## EXERCISE
Apart from the pictures, write out all the records exactly.

## DATASET RECORDS

⁂

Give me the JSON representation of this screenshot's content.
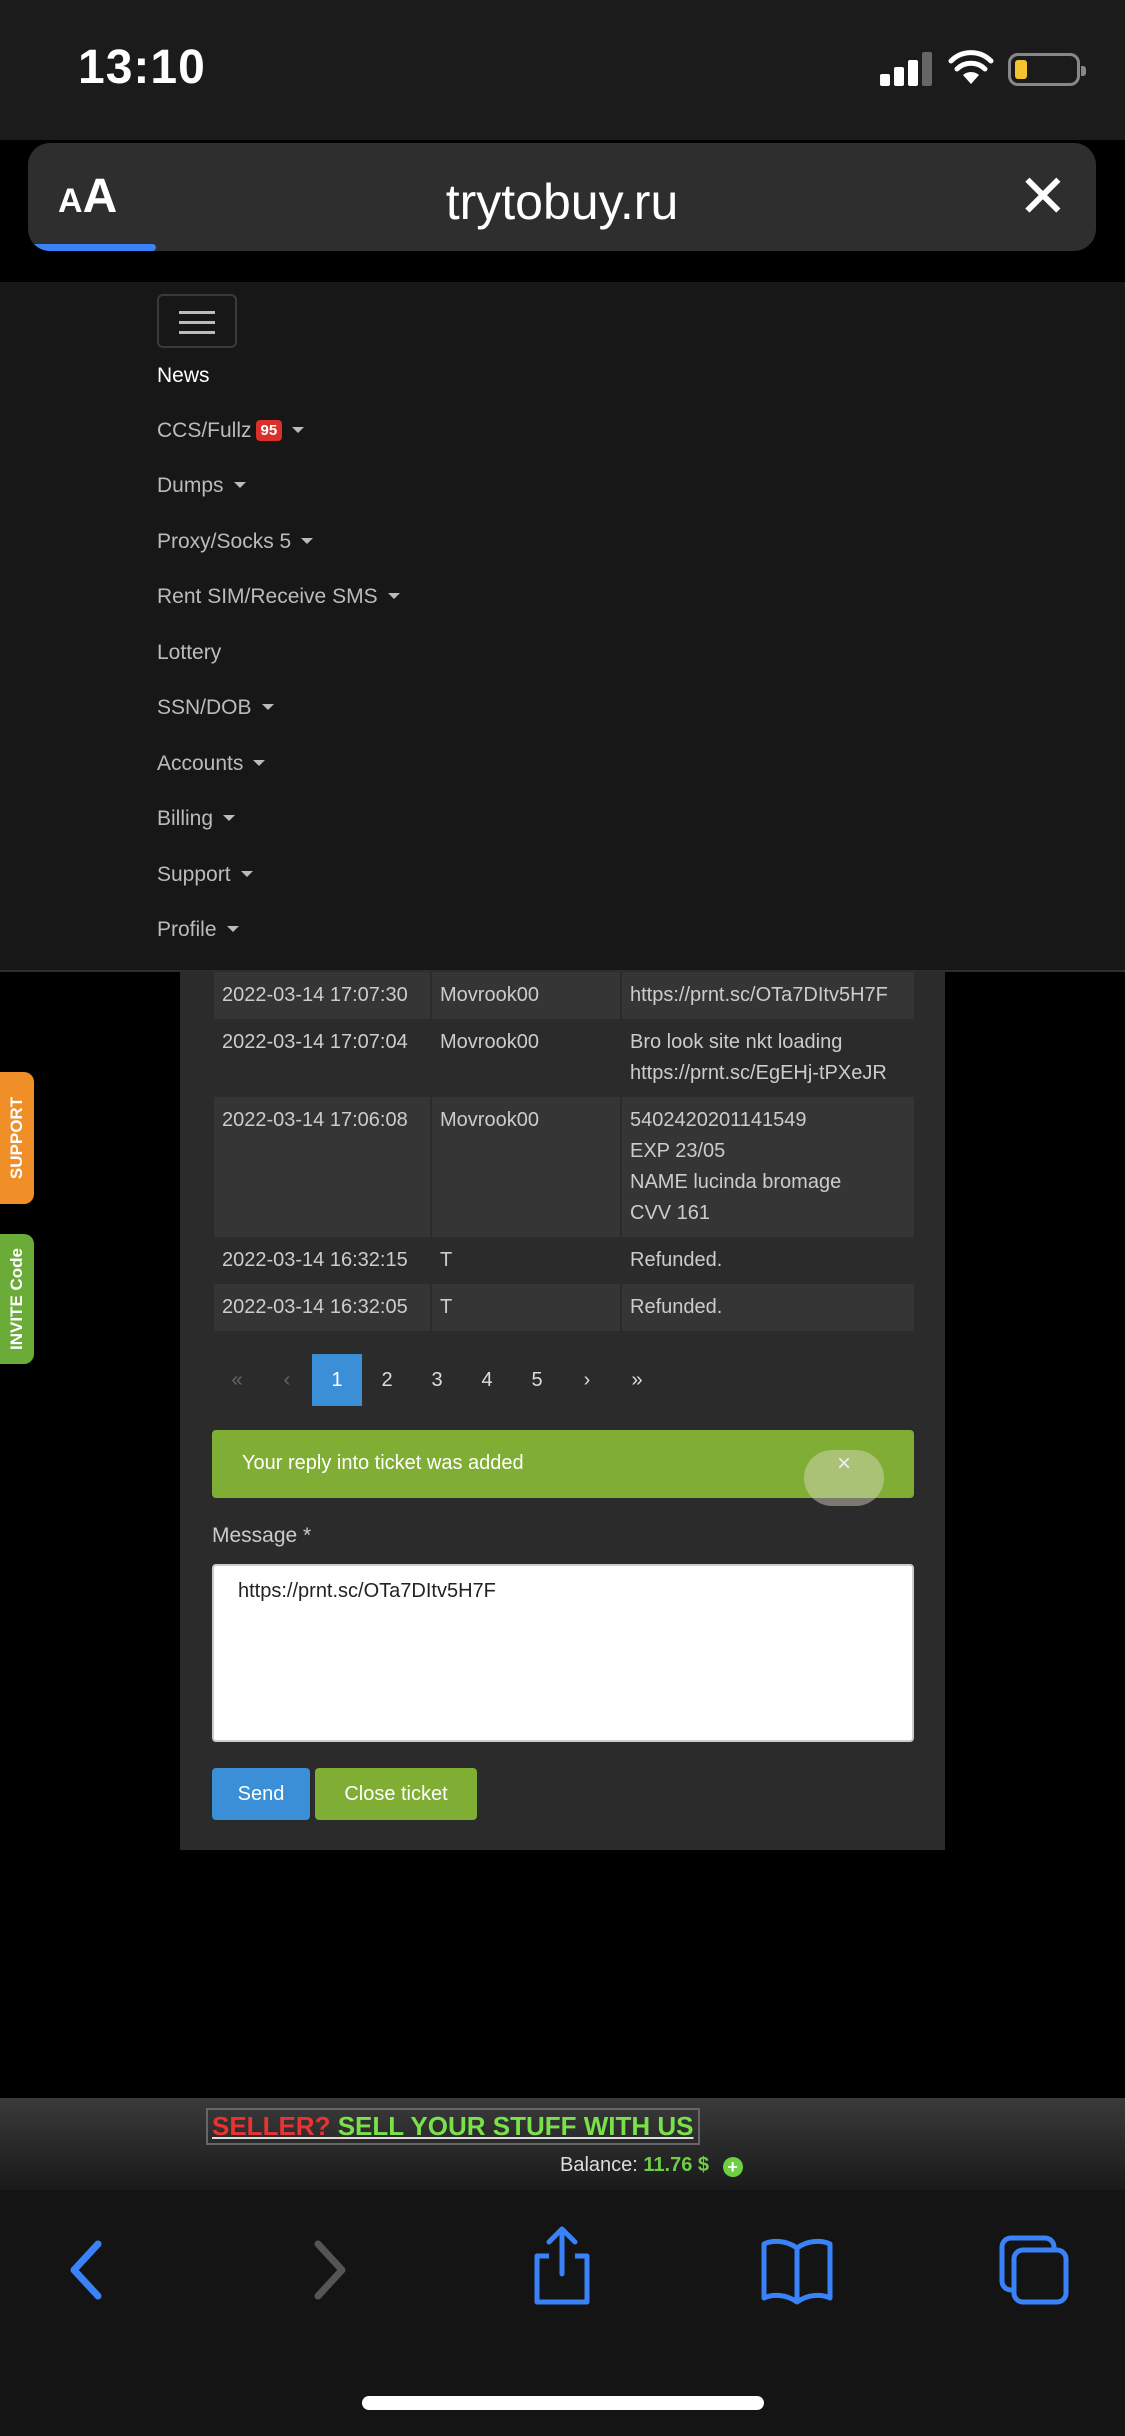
{
  "status_bar": {
    "time": "13:10"
  },
  "browser": {
    "font_size_label_small": "A",
    "font_size_label_large": "A",
    "domain": "trytobuy.ru",
    "close_label": "✕"
  },
  "nav": {
    "items": [
      {
        "label": "News",
        "dropdown": false
      },
      {
        "label": "CCS/Fullz",
        "badge": "95",
        "dropdown": true
      },
      {
        "label": "Dumps",
        "dropdown": true
      },
      {
        "label": "Proxy/Socks 5",
        "dropdown": true
      },
      {
        "label": "Rent SIM/Receive SMS",
        "dropdown": true
      },
      {
        "label": "Lottery",
        "dropdown": false
      },
      {
        "label": "SSN/DOB",
        "dropdown": true
      },
      {
        "label": "Accounts",
        "dropdown": true
      },
      {
        "label": "Billing",
        "dropdown": true
      },
      {
        "label": "Support",
        "dropdown": true
      },
      {
        "label": "Profile",
        "dropdown": true
      }
    ]
  },
  "messages": [
    {
      "date": "2022-03-14 17:07:30",
      "user": "Movrook00",
      "text": [
        "https://prnt.sc/OTa7DItv5H7F"
      ]
    },
    {
      "date": "2022-03-14 17:07:04",
      "user": "Movrook00",
      "text": [
        "Bro look site nkt loading",
        "https://prnt.sc/EgEHj-tPXeJR"
      ]
    },
    {
      "date": "2022-03-14 17:06:08",
      "user": "Movrook00",
      "text": [
        "5402420201141549",
        "EXP 23/05",
        "NAME lucinda bromage",
        "CVV 161"
      ]
    },
    {
      "date": "2022-03-14 16:32:15",
      "user": "T",
      "text": [
        "Refunded."
      ]
    },
    {
      "date": "2022-03-14 16:32:05",
      "user": "T",
      "text": [
        "Refunded."
      ]
    }
  ],
  "pagination": {
    "first": "«",
    "prev": "‹",
    "pages": [
      "1",
      "2",
      "3",
      "4",
      "5"
    ],
    "current": "1",
    "next": "›",
    "last": "»"
  },
  "alert": {
    "text": "Your reply into ticket was added",
    "close": "×"
  },
  "form": {
    "label": "Message *",
    "value": "https://prnt.sc/OTa7DItv5H7F",
    "send_label": "Send",
    "close_label": "Close ticket"
  },
  "side_tabs": {
    "support": "SUPPORT",
    "invite": "INVITE Code"
  },
  "banner": {
    "promo_red": "SELLER?",
    "promo_green": "SELL YOUR STUFF WITH US",
    "balance_label": "Balance:",
    "balance_value": "11.76 $",
    "plus": "+"
  },
  "colors": {
    "accent_blue": "#3b8fd6",
    "success_green": "#80ad34",
    "badge_red": "#d9302b",
    "safari_blue": "#3a82f7"
  }
}
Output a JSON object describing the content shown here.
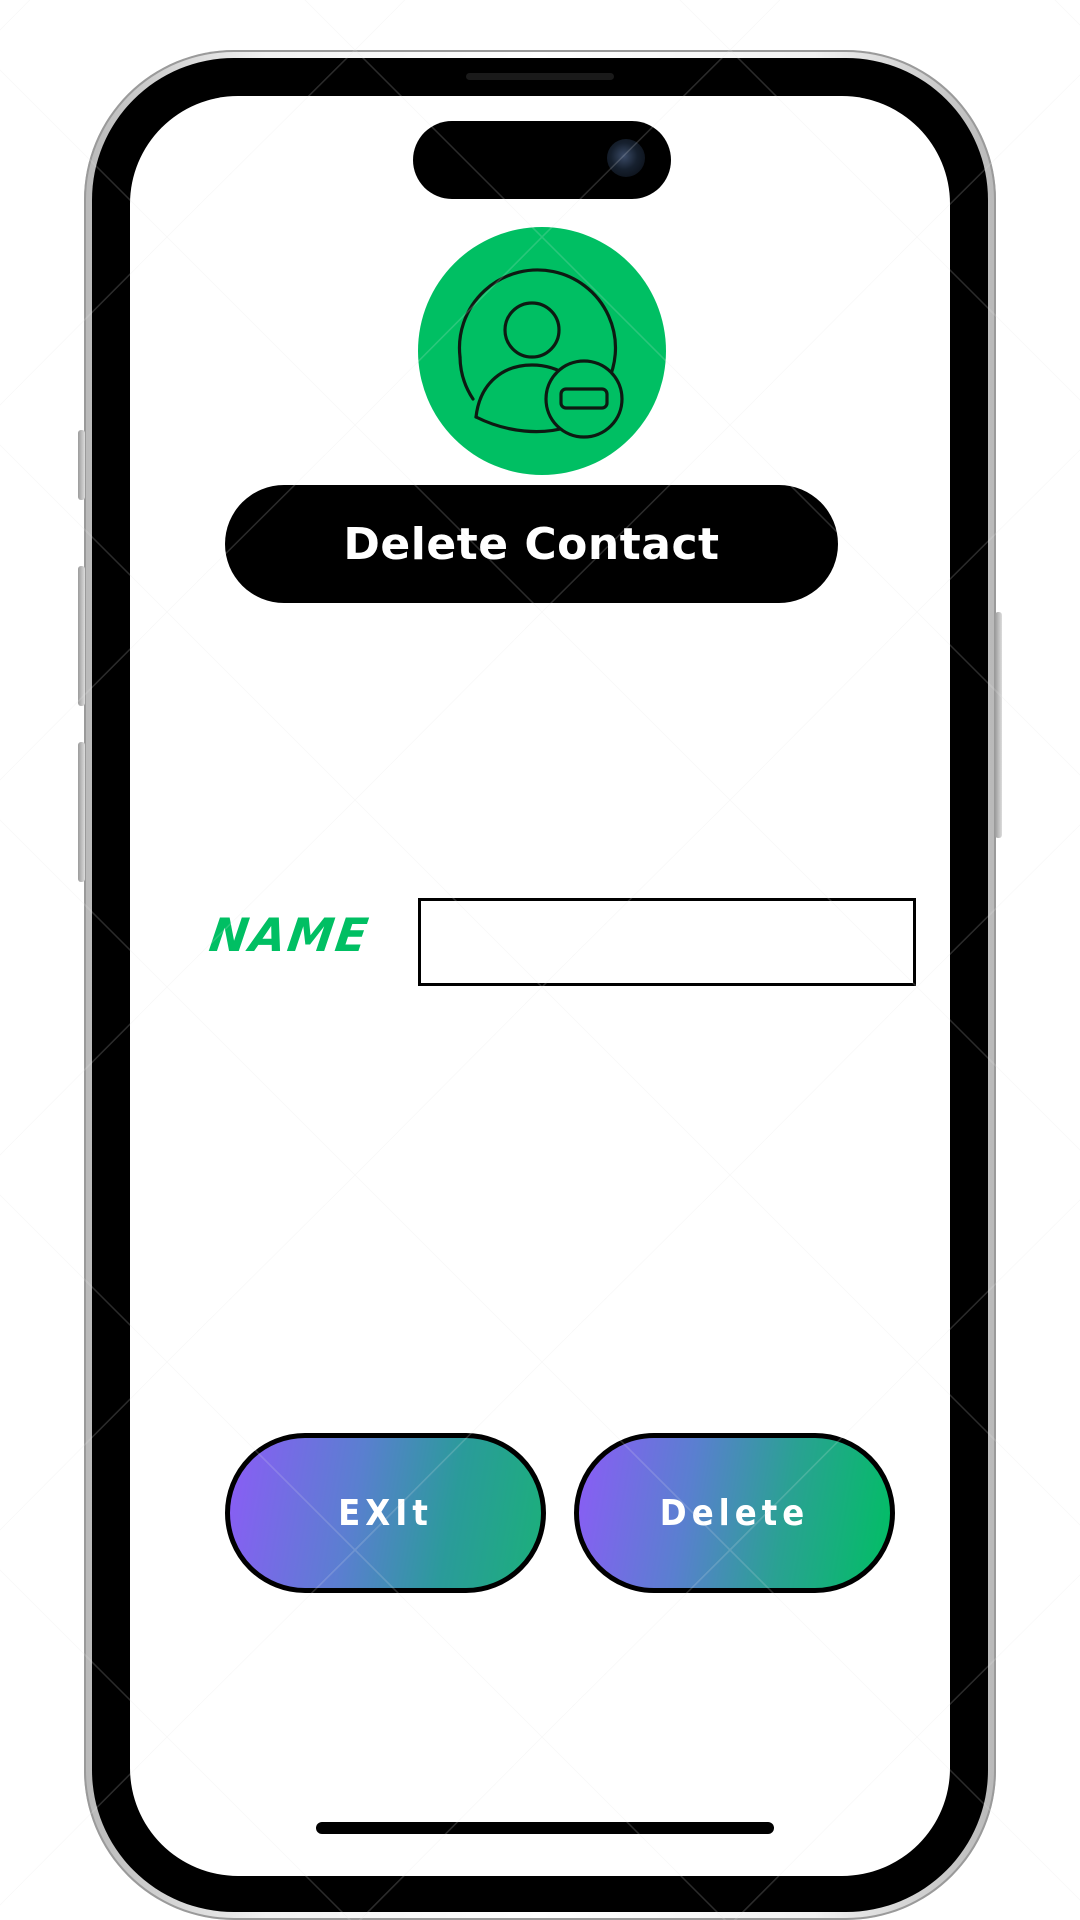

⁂

## ANSWER SPACE
Give me the JSON representation of this screenshot's content.
{
  "status_bar": {
    "time": "13:10"
  },
  "browser": {
    "font_size_label_small": "A",
    "font_size_label_large": "A",
    "domain": "trytobuy.ru",
    "close_label": "✕"
  },
  "nav": {
    "items": [
      {
        "label": "News",
        "dropdown": false
      },
      {
        "label": "CCS/Fullz",
        "badge": "95",
        "dropdown": true
      },
      {
        "label": "Dumps",
        "dropdown": true
      },
      {
        "label": "Proxy/Socks 5",
        "dropdown": true
      },
      {
        "label": "Rent SIM/Receive SMS",
        "dropdown": true
      },
      {
        "label": "Lottery",
        "dropdown": false
      },
      {
        "label": "SSN/DOB",
        "dropdown": true
      },
      {
        "label": "Accounts",
        "dropdown": true
      },
      {
        "label": "Billing",
        "dropdown": true
      },
      {
        "label": "Support",
        "dropdown": true
      },
      {
        "label": "Profile",
        "dropdown": true
      }
    ]
  },
  "messages": [
    {
      "date": "2022-03-14 17:07:30",
      "user": "Movrook00",
      "text": [
        "https://prnt.sc/OTa7DItv5H7F"
      ]
    },
    {
      "date": "2022-03-14 17:07:04",
      "user": "Movrook00",
      "text": [
        "Bro look site nkt loading",
        "https://prnt.sc/EgEHj-tPXeJR"
      ]
    },
    {
      "date": "2022-03-14 17:06:08",
      "user": "Movrook00",
      "text": [
        "5402420201141549",
        "EXP 23/05",
        "NAME lucinda bromage",
        "CVV 161"
      ]
    },
    {
      "date": "2022-03-14 16:32:15",
      "user": "T",
      "text": [
        "Refunded."
      ]
    },
    {
      "date": "2022-03-14 16:32:05",
      "user": "T",
      "text": [
        "Refunded."
      ]
    }
  ],
  "pagination": {
    "first": "«",
    "prev": "‹",
    "pages": [
      "1",
      "2",
      "3",
      "4",
      "5"
    ],
    "current": "1",
    "next": "›",
    "last": "»"
  },
  "alert": {
    "text": "Your reply into ticket was added",
    "close": "×"
  },
  "form": {
    "label": "Message *",
    "value": "https://prnt.sc/OTa7DItv5H7F",
    "send_label": "Send",
    "close_label": "Close ticket"
  },
  "side_tabs": {
    "support": "SUPPORT",
    "invite": "INVITE Code"
  },
  "banner": {
    "promo_red": "SELLER?",
    "promo_green": "SELL YOUR STUFF WITH US",
    "balance_label": "Balance:",
    "balance_value": "11.76 $",
    "plus": "+"
  },
  "colors": {
    "accent_blue": "#3b8fd6",
    "success_green": "#80ad34",
    "badge_red": "#d9302b",
    "safari_blue": "#3a82f7"
  }
}
Output a JSON object describing the content shown here.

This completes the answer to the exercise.